She thought of the past as if it were something she possessed, whether she liked it or not. It was part of her. And she kept it with her, despite Henry asking her if she wouldn’t enjoy life more if she let it go and live in the moment. But it seemed to her that if she did let it go and move on, she would not recognize herself. And that scared her. And yet, she was certainly not content knowing that over the past five years there was no permanency to her life whatsoever. She hated the fact that she had several different lovers after her divorce. She hated that there were no patterns created, no traditions built upon the previous years, nor anything remotely related to Time to convince her that she was secure in this life, with this man, or that she would be.
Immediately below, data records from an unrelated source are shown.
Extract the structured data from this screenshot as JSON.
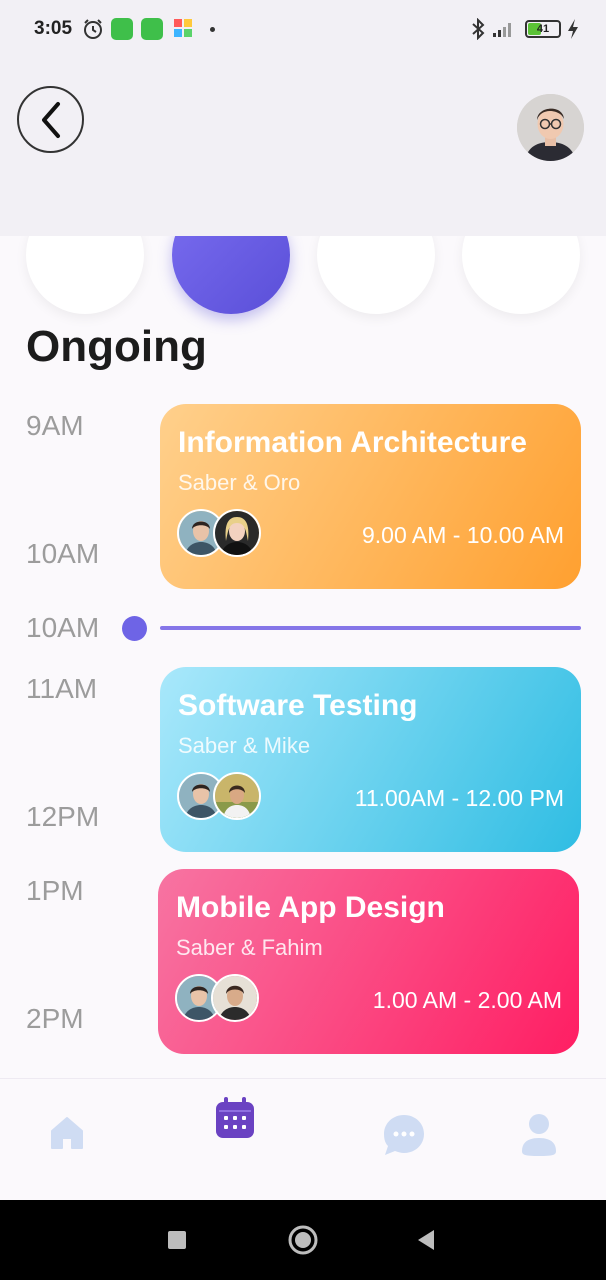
{
  "status_bar": {
    "time": "3:05",
    "battery_level": "41",
    "icons": [
      "alarm-icon",
      "app-icon",
      "app-icon",
      "puzzle-icon",
      "bluetooth-icon",
      "signal-icon",
      "battery-icon",
      "charging-icon"
    ]
  },
  "header": {
    "back_icon": "chevron-left-icon",
    "avatar": "user-avatar"
  },
  "page": {
    "title": "Ongoing"
  },
  "timeline": {
    "labels": [
      "9AM",
      "10AM",
      "10AM",
      "11AM",
      "12PM",
      "1PM",
      "2PM"
    ]
  },
  "sessions": [
    {
      "title": "Information Architecture",
      "participants": "Saber & Oro",
      "time": "9.00 AM - 10.00 AM",
      "colors": [
        "#ffcf8a",
        "#ffa02e"
      ]
    },
    {
      "title": "Software Testing",
      "participants": "Saber & Mike",
      "time": "11.00AM - 12.00 PM",
      "colors": [
        "#a8e8fb",
        "#2fbde3"
      ]
    },
    {
      "title": "Mobile App Design",
      "participants": "Saber & Fahim",
      "time": "1.00 AM - 2.00 AM",
      "colors": [
        "#f772a0",
        "#ff1e63"
      ]
    }
  ],
  "nav": {
    "items": [
      "home-icon",
      "calendar-icon",
      "chat-icon",
      "profile-icon"
    ],
    "active": "calendar-icon",
    "active_color": "#6a42c2",
    "inactive_color": "#cfdcf3"
  },
  "system_nav": [
    "square-icon",
    "circle-icon",
    "triangle-back-icon"
  ]
}
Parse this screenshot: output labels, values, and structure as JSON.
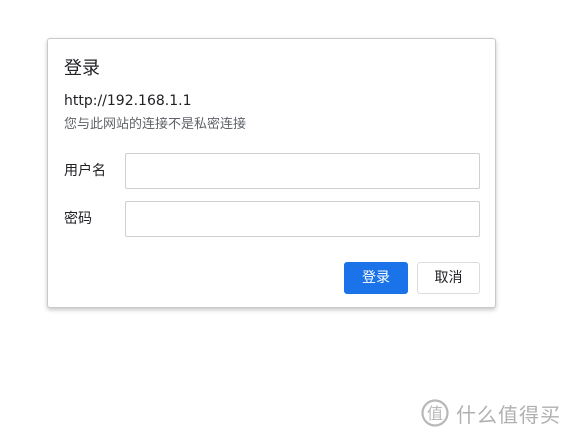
{
  "dialog": {
    "title": "登录",
    "url": "http://192.168.1.1",
    "warning": "您与此网站的连接不是私密连接",
    "username_label": "用户名",
    "username_value": "",
    "password_label": "密码",
    "password_value": "",
    "confirm_label": "登录",
    "cancel_label": "取消"
  },
  "watermark": {
    "logo_icon": "smzdm-logo-icon",
    "text": "什么值得买"
  },
  "colors": {
    "primary_button": "#1a73e8",
    "background": "#ffffff",
    "watermark": "#b0b0b0"
  }
}
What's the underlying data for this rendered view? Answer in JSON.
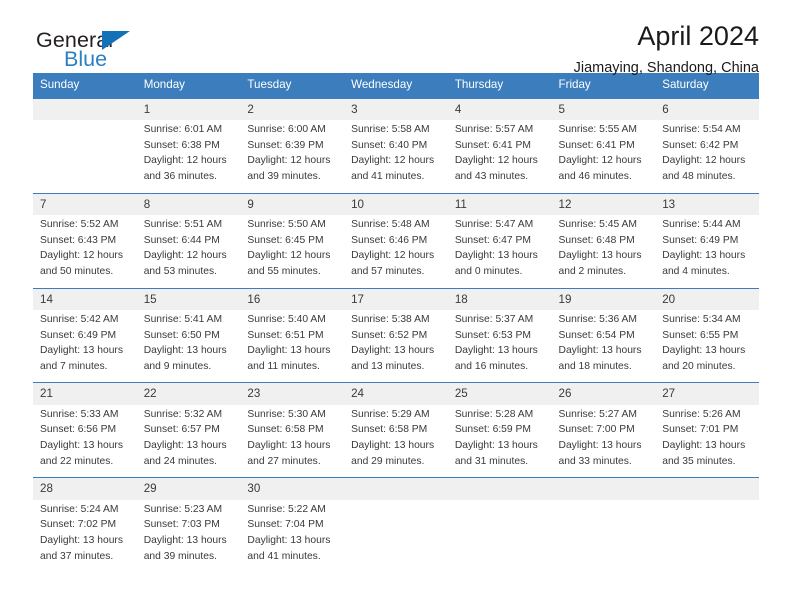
{
  "logo": {
    "word_top": "General",
    "word_bottom": "Blue",
    "triangle_color": "#1272b7",
    "blue_color": "#2980c4"
  },
  "header": {
    "title": "April 2024",
    "subtitle": "Jiamaying, Shandong, China"
  },
  "theme": {
    "header_bg": "#3b7dbd",
    "daynum_bg": "#f0f0f0",
    "text": "#3a3a3a"
  },
  "weekday_headers": [
    "Sunday",
    "Monday",
    "Tuesday",
    "Wednesday",
    "Thursday",
    "Friday",
    "Saturday"
  ],
  "labels": {
    "sunrise_prefix": "Sunrise:",
    "sunset_prefix": "Sunset:",
    "daylight_prefix": "Daylight:"
  },
  "weeks": [
    [
      {
        "day": "",
        "sunrise": "",
        "sunset": "",
        "daylight_line1": "",
        "daylight_line2": "",
        "blank": true
      },
      {
        "day": "1",
        "sunrise": "Sunrise: 6:01 AM",
        "sunset": "Sunset: 6:38 PM",
        "daylight_line1": "Daylight: 12 hours",
        "daylight_line2": "and 36 minutes."
      },
      {
        "day": "2",
        "sunrise": "Sunrise: 6:00 AM",
        "sunset": "Sunset: 6:39 PM",
        "daylight_line1": "Daylight: 12 hours",
        "daylight_line2": "and 39 minutes."
      },
      {
        "day": "3",
        "sunrise": "Sunrise: 5:58 AM",
        "sunset": "Sunset: 6:40 PM",
        "daylight_line1": "Daylight: 12 hours",
        "daylight_line2": "and 41 minutes."
      },
      {
        "day": "4",
        "sunrise": "Sunrise: 5:57 AM",
        "sunset": "Sunset: 6:41 PM",
        "daylight_line1": "Daylight: 12 hours",
        "daylight_line2": "and 43 minutes."
      },
      {
        "day": "5",
        "sunrise": "Sunrise: 5:55 AM",
        "sunset": "Sunset: 6:41 PM",
        "daylight_line1": "Daylight: 12 hours",
        "daylight_line2": "and 46 minutes."
      },
      {
        "day": "6",
        "sunrise": "Sunrise: 5:54 AM",
        "sunset": "Sunset: 6:42 PM",
        "daylight_line1": "Daylight: 12 hours",
        "daylight_line2": "and 48 minutes."
      }
    ],
    [
      {
        "day": "7",
        "sunrise": "Sunrise: 5:52 AM",
        "sunset": "Sunset: 6:43 PM",
        "daylight_line1": "Daylight: 12 hours",
        "daylight_line2": "and 50 minutes."
      },
      {
        "day": "8",
        "sunrise": "Sunrise: 5:51 AM",
        "sunset": "Sunset: 6:44 PM",
        "daylight_line1": "Daylight: 12 hours",
        "daylight_line2": "and 53 minutes."
      },
      {
        "day": "9",
        "sunrise": "Sunrise: 5:50 AM",
        "sunset": "Sunset: 6:45 PM",
        "daylight_line1": "Daylight: 12 hours",
        "daylight_line2": "and 55 minutes."
      },
      {
        "day": "10",
        "sunrise": "Sunrise: 5:48 AM",
        "sunset": "Sunset: 6:46 PM",
        "daylight_line1": "Daylight: 12 hours",
        "daylight_line2": "and 57 minutes."
      },
      {
        "day": "11",
        "sunrise": "Sunrise: 5:47 AM",
        "sunset": "Sunset: 6:47 PM",
        "daylight_line1": "Daylight: 13 hours",
        "daylight_line2": "and 0 minutes."
      },
      {
        "day": "12",
        "sunrise": "Sunrise: 5:45 AM",
        "sunset": "Sunset: 6:48 PM",
        "daylight_line1": "Daylight: 13 hours",
        "daylight_line2": "and 2 minutes."
      },
      {
        "day": "13",
        "sunrise": "Sunrise: 5:44 AM",
        "sunset": "Sunset: 6:49 PM",
        "daylight_line1": "Daylight: 13 hours",
        "daylight_line2": "and 4 minutes."
      }
    ],
    [
      {
        "day": "14",
        "sunrise": "Sunrise: 5:42 AM",
        "sunset": "Sunset: 6:49 PM",
        "daylight_line1": "Daylight: 13 hours",
        "daylight_line2": "and 7 minutes."
      },
      {
        "day": "15",
        "sunrise": "Sunrise: 5:41 AM",
        "sunset": "Sunset: 6:50 PM",
        "daylight_line1": "Daylight: 13 hours",
        "daylight_line2": "and 9 minutes."
      },
      {
        "day": "16",
        "sunrise": "Sunrise: 5:40 AM",
        "sunset": "Sunset: 6:51 PM",
        "daylight_line1": "Daylight: 13 hours",
        "daylight_line2": "and 11 minutes."
      },
      {
        "day": "17",
        "sunrise": "Sunrise: 5:38 AM",
        "sunset": "Sunset: 6:52 PM",
        "daylight_line1": "Daylight: 13 hours",
        "daylight_line2": "and 13 minutes."
      },
      {
        "day": "18",
        "sunrise": "Sunrise: 5:37 AM",
        "sunset": "Sunset: 6:53 PM",
        "daylight_line1": "Daylight: 13 hours",
        "daylight_line2": "and 16 minutes."
      },
      {
        "day": "19",
        "sunrise": "Sunrise: 5:36 AM",
        "sunset": "Sunset: 6:54 PM",
        "daylight_line1": "Daylight: 13 hours",
        "daylight_line2": "and 18 minutes."
      },
      {
        "day": "20",
        "sunrise": "Sunrise: 5:34 AM",
        "sunset": "Sunset: 6:55 PM",
        "daylight_line1": "Daylight: 13 hours",
        "daylight_line2": "and 20 minutes."
      }
    ],
    [
      {
        "day": "21",
        "sunrise": "Sunrise: 5:33 AM",
        "sunset": "Sunset: 6:56 PM",
        "daylight_line1": "Daylight: 13 hours",
        "daylight_line2": "and 22 minutes."
      },
      {
        "day": "22",
        "sunrise": "Sunrise: 5:32 AM",
        "sunset": "Sunset: 6:57 PM",
        "daylight_line1": "Daylight: 13 hours",
        "daylight_line2": "and 24 minutes."
      },
      {
        "day": "23",
        "sunrise": "Sunrise: 5:30 AM",
        "sunset": "Sunset: 6:58 PM",
        "daylight_line1": "Daylight: 13 hours",
        "daylight_line2": "and 27 minutes."
      },
      {
        "day": "24",
        "sunrise": "Sunrise: 5:29 AM",
        "sunset": "Sunset: 6:58 PM",
        "daylight_line1": "Daylight: 13 hours",
        "daylight_line2": "and 29 minutes."
      },
      {
        "day": "25",
        "sunrise": "Sunrise: 5:28 AM",
        "sunset": "Sunset: 6:59 PM",
        "daylight_line1": "Daylight: 13 hours",
        "daylight_line2": "and 31 minutes."
      },
      {
        "day": "26",
        "sunrise": "Sunrise: 5:27 AM",
        "sunset": "Sunset: 7:00 PM",
        "daylight_line1": "Daylight: 13 hours",
        "daylight_line2": "and 33 minutes."
      },
      {
        "day": "27",
        "sunrise": "Sunrise: 5:26 AM",
        "sunset": "Sunset: 7:01 PM",
        "daylight_line1": "Daylight: 13 hours",
        "daylight_line2": "and 35 minutes."
      }
    ],
    [
      {
        "day": "28",
        "sunrise": "Sunrise: 5:24 AM",
        "sunset": "Sunset: 7:02 PM",
        "daylight_line1": "Daylight: 13 hours",
        "daylight_line2": "and 37 minutes."
      },
      {
        "day": "29",
        "sunrise": "Sunrise: 5:23 AM",
        "sunset": "Sunset: 7:03 PM",
        "daylight_line1": "Daylight: 13 hours",
        "daylight_line2": "and 39 minutes."
      },
      {
        "day": "30",
        "sunrise": "Sunrise: 5:22 AM",
        "sunset": "Sunset: 7:04 PM",
        "daylight_line1": "Daylight: 13 hours",
        "daylight_line2": "and 41 minutes."
      },
      {
        "day": "",
        "sunrise": "",
        "sunset": "",
        "daylight_line1": "",
        "daylight_line2": "",
        "blank": true
      },
      {
        "day": "",
        "sunrise": "",
        "sunset": "",
        "daylight_line1": "",
        "daylight_line2": "",
        "blank": true
      },
      {
        "day": "",
        "sunrise": "",
        "sunset": "",
        "daylight_line1": "",
        "daylight_line2": "",
        "blank": true
      },
      {
        "day": "",
        "sunrise": "",
        "sunset": "",
        "daylight_line1": "",
        "daylight_line2": "",
        "blank": true
      }
    ]
  ]
}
By noon, while she and Henry lazily fumbled for their clothes, the cicadas stopped chirping. She wondered if the little bugs went to sleep, or if they were like those insects that only live for a day. Temporary. Only on earth to serve the menial task of chewing up deciduous trees. Or to mate. Nothing more. This thought seemed to disappoint and leave her feeling empty. What, if anything, was the purpose and beauty of a life if only lived one day? By late fall the cicadas would be gone. All of them. Lovers, friends, mothers, fathers, husbands, wives, brothers, sisters, sons and daughters. Someone new would crawl up the trees to take their place. The singing would start again. But the song would be the same. Carried by voices that grew into summer for only a season.
She shook out the bed sheets to cover the bed and fluffed the pillows, ambling around the room so as not to create too much energy in the early afternoon heat. Henry collected his things from the floor; his shoes, his shirt, his suit and tie, leaving behind, as he did each time he’d visit, another piece of clothing for her to wash and place in the spare drawer she had offered him when he first started spending the night. It became a sort of running joke between them. The first time he slept over he left behind a t-shirt, then two, then three and so on. He said to her one night, early on, “It’s all a part of my master plan!” and she laughed at his quick and lighthearted sense of humor. But after she finished covering the bed, she eyed the undershirt and socks he had placed atop the hamper, well knowing that they were two more items of his to add to the growing pile.
“Not sure if you realize this, baby, but you now have two drawers, not just one.”
He turned to her and looked in humorous disbelief. “Two drawers?” His mouth was agape as if in shock. She laughed and opened the dresser drawers for viewing. Each of them was filled with Henry’s socks, underwear, t-shirts, shorts, books, CDs and so on. Seven months of stuff.
“Two little worlds,” he said, “That’s all.”
“And expanding,” she added.
She walked him to the front door and kissed him goodbye in a playful, housewifey way. Her children would be coming in soon from their father’s and she had lots of mindless tasks to do.
“If it makes you happy, I’ll clear some of that stuff out of here when I come over next,” he said.
She paused and looked at him; searching for something less irreparable to say than simply yes or no. “Why don’t we wait till the cooler weather,” she said. “It’s too hot to bother with that now.”